So, the Sabres switched out Paul Gaustad, Zack Kassian and (thank God) Marc Andre Gragnani for a first round pick, Cody Hodgson and Alexander Sulzher (Sulzher is already seeing the pressbox as I write this. Welcome to the depth chart!). They lost some size but added some scoring. I'd argue that these trades aren't so devastating that the Sabres can't make a miracle playoff run anymore- their top lines are basically intact. Even if we don't make the playoffs, which seems more probable, the team is set up nicely for the future. Hodgson slots in nicely as a top 6 center, something the Sabres are in desperate need of. (As Darcy Regier said, center is the 2nd hardest position to fill in the NHL, and they just got a blue-chipper.) They also picked up another first round pick, giving them two firsts and two seconds for the upcoming draft. This gives them the flexibility to either trade up in the draft for some NHL ready top-tier talent or  package picks and a player (like Drew Stafford or Derek Roy) for a better player. The Sabres basically maneuvered the trade deadline such that they do better in the short and long run.

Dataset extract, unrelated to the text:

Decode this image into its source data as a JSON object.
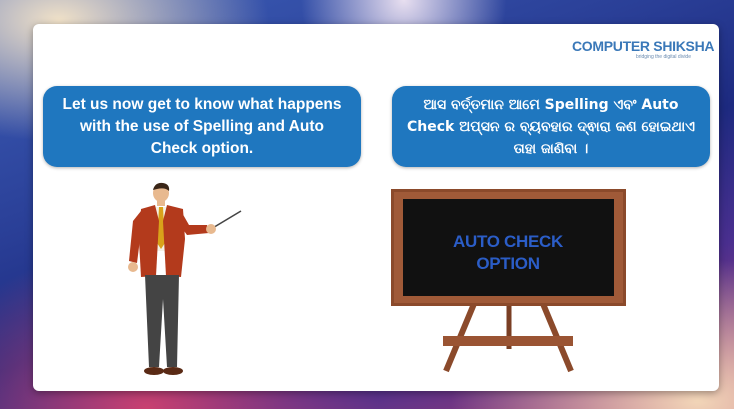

Now, I've presented a pretty optimistic view of these trades. Of course, there are some reservations. As I said before, Gaustad was crucial to the penalty kill and was one of the best faceoff men in the league, which will be tough to replace. He also was an emotional leader of the team, something the Sabres seem to be lacking. Hodgson, as the criticism goes, has racked up his stats against weaker third lines and defenses, and might not do as well in a top role. And Kassian might eventually develop into a Todd Bertuzzi type, and the Sabres might regret trading him away. The first round pick from Nashville will likely be in the mid twenties, so unless we package it, it might not bring in any top talent. So yeah, there's a glass half empty look at it as well. But I can't help being excited at this point. The Sabres made some good moves.

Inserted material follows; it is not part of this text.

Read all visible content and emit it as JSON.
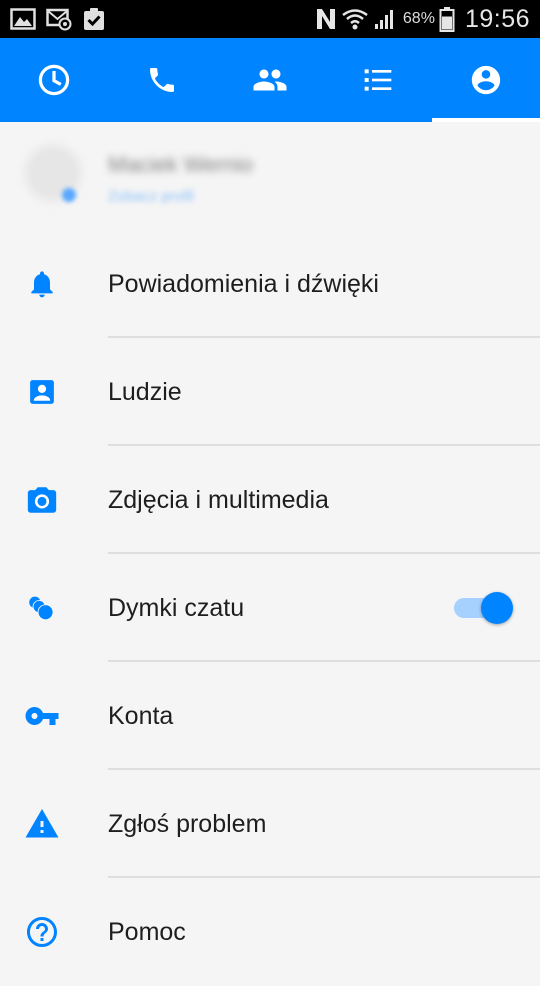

I don't know why, but 7 points back seems like a huge hurdle. But if they win and get 5 back, I start to get hopeful again. It shouldn't be that big of a difference. But if they keep up this more consistent play (especially from Ryan Miller) and make a run, I know I'll be watching every second of the way. For the short term chase and the long term future.

Sunday, February 5, 2012

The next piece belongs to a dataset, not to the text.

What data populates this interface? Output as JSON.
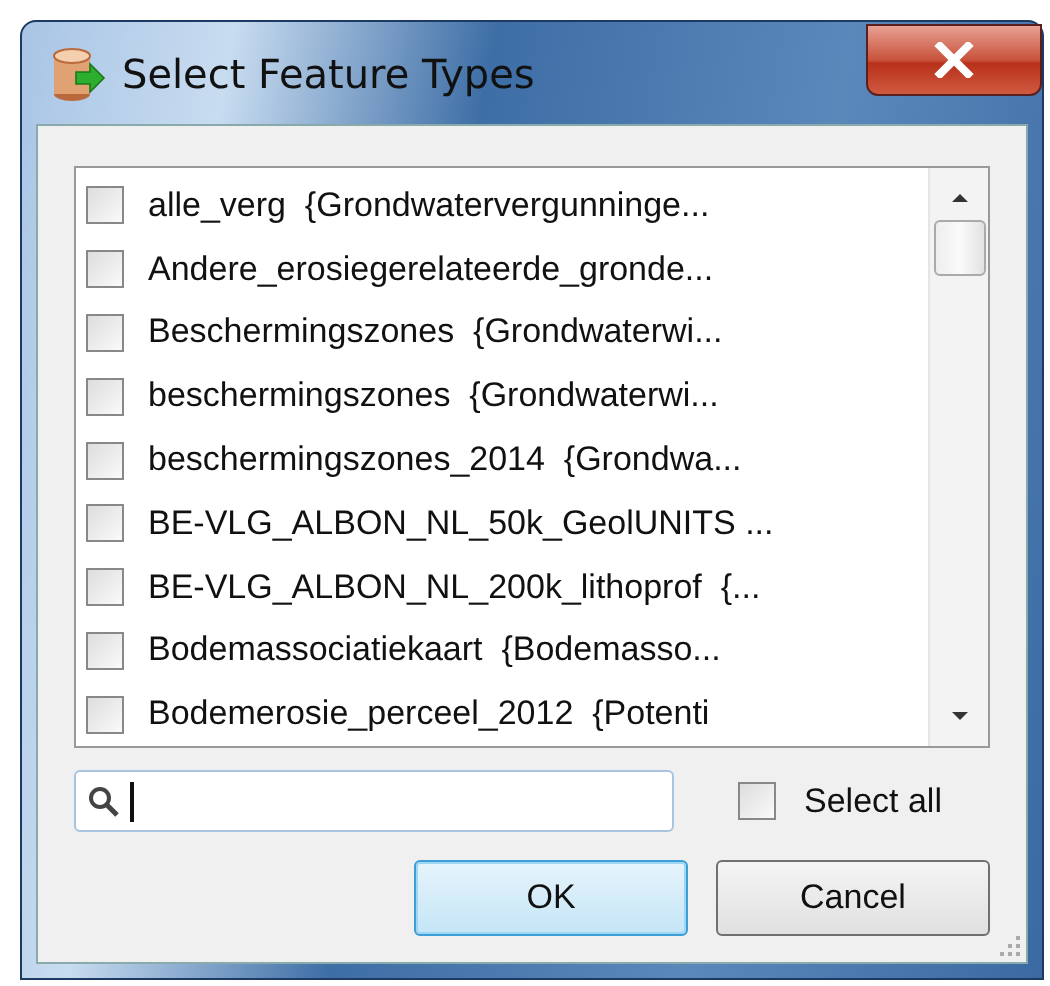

Super Bowl Super Pick

Giants "at" Patriots (-3)

The Giants are going to win the Super Bowl.

Oh, you wanted more analysis? Really? During the last two weeks, even as the NFL tried to distract us with the Pro Bowl, there's been the Super Bowl news cycle. One person finds a new story or angle, the rest of the media descends like piraƱas and desiccate the corpse, reporting again and again on the same thing. There finally reaches a point of oversaturation, and then begin the jokes about how much we've focused on that one story and reports about the over-reporting, and then it fades away until a couple days later, someone asks, why have we stopped talking about this? And on and on and on it goes until you know way too much about Rob Gronkowski's ankle, even more than his own mother, and Tiquan Underwood goes through his own fifteen minutes of fame right in front of your eyes.

It's exhausting. There is no interesting or novel way to look at this Super Bowl. Every point of analysis has been made twice over, incessantly, debated and refuted. We've reached a negative point, a battle of attrition- there is nothing more to say, both teams have their pros and cons, and can be argued incessantly.

Here's how I see it, and I doubt I'm the only one to have said this. The Giants defense is not miles better than the Patriots defense, but they still have a vastly better, game changing pass rush. The offenses in this case are about equal, especially with Rob Gronkowski being at less than 100% for the Patriots. Both teams will be able to move the ball and score, but when it comes down to it, whose defense are you going to trust more to make the one stop needed to win the game? They're not an elite unit, not even close, but the Giants just have a better personnel group, a better pass rush (which can rattle Brady), and aren't starting Julian Edelman as their third cornerback. The Giants win by more than a field goal, something like 30-24.
Pick: Giants win, cover

Last week: 1-1 Overall, 1-1 ATS

Playoffs: 6-4 Overall, 5-5 ATS